What you are asked to do>
Copy out each line of the data that contains "exploration".
- - - -
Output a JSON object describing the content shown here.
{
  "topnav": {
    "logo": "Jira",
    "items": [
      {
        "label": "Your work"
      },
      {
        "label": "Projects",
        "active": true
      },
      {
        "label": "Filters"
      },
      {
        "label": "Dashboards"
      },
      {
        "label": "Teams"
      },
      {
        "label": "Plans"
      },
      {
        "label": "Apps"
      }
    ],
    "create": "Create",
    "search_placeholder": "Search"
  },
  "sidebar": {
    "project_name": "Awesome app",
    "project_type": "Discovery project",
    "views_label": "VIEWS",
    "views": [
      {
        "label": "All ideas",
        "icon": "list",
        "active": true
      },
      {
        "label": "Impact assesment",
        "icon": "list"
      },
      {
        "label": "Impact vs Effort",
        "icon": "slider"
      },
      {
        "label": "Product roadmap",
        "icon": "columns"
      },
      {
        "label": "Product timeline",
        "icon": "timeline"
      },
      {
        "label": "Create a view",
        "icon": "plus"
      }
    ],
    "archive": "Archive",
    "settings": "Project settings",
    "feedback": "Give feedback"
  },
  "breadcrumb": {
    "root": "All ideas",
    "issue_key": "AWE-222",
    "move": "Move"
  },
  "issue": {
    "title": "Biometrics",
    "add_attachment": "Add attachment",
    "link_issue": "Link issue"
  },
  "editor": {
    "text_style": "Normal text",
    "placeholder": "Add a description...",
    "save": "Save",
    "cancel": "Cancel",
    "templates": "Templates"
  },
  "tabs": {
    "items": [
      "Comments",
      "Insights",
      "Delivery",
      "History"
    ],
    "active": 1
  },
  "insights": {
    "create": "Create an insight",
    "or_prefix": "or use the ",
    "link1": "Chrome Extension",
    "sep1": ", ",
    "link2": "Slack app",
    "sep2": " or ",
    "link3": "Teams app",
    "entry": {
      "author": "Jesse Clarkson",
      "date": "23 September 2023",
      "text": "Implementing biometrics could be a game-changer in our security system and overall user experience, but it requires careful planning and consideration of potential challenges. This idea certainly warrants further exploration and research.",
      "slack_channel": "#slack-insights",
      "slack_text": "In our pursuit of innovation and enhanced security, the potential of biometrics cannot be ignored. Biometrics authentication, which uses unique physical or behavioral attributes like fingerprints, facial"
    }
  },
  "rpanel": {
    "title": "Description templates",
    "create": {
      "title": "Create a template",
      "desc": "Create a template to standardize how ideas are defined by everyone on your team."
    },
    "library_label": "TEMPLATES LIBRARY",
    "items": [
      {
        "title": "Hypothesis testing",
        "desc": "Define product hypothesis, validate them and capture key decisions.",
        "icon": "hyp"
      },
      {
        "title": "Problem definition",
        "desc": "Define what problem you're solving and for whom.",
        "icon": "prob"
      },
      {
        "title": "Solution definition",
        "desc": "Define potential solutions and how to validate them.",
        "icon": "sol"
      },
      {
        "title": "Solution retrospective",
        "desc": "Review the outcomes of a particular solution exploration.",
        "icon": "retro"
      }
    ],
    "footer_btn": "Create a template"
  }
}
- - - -
Expected answer>
      "text": "Implementing biometrics could be a game-changer in our security system and overall user experience, but it requires careful planning and consideration of potential challenges. This idea certainly warrants further exploration and research.",
        "desc": "Review the outcomes of a particular solution exploration.",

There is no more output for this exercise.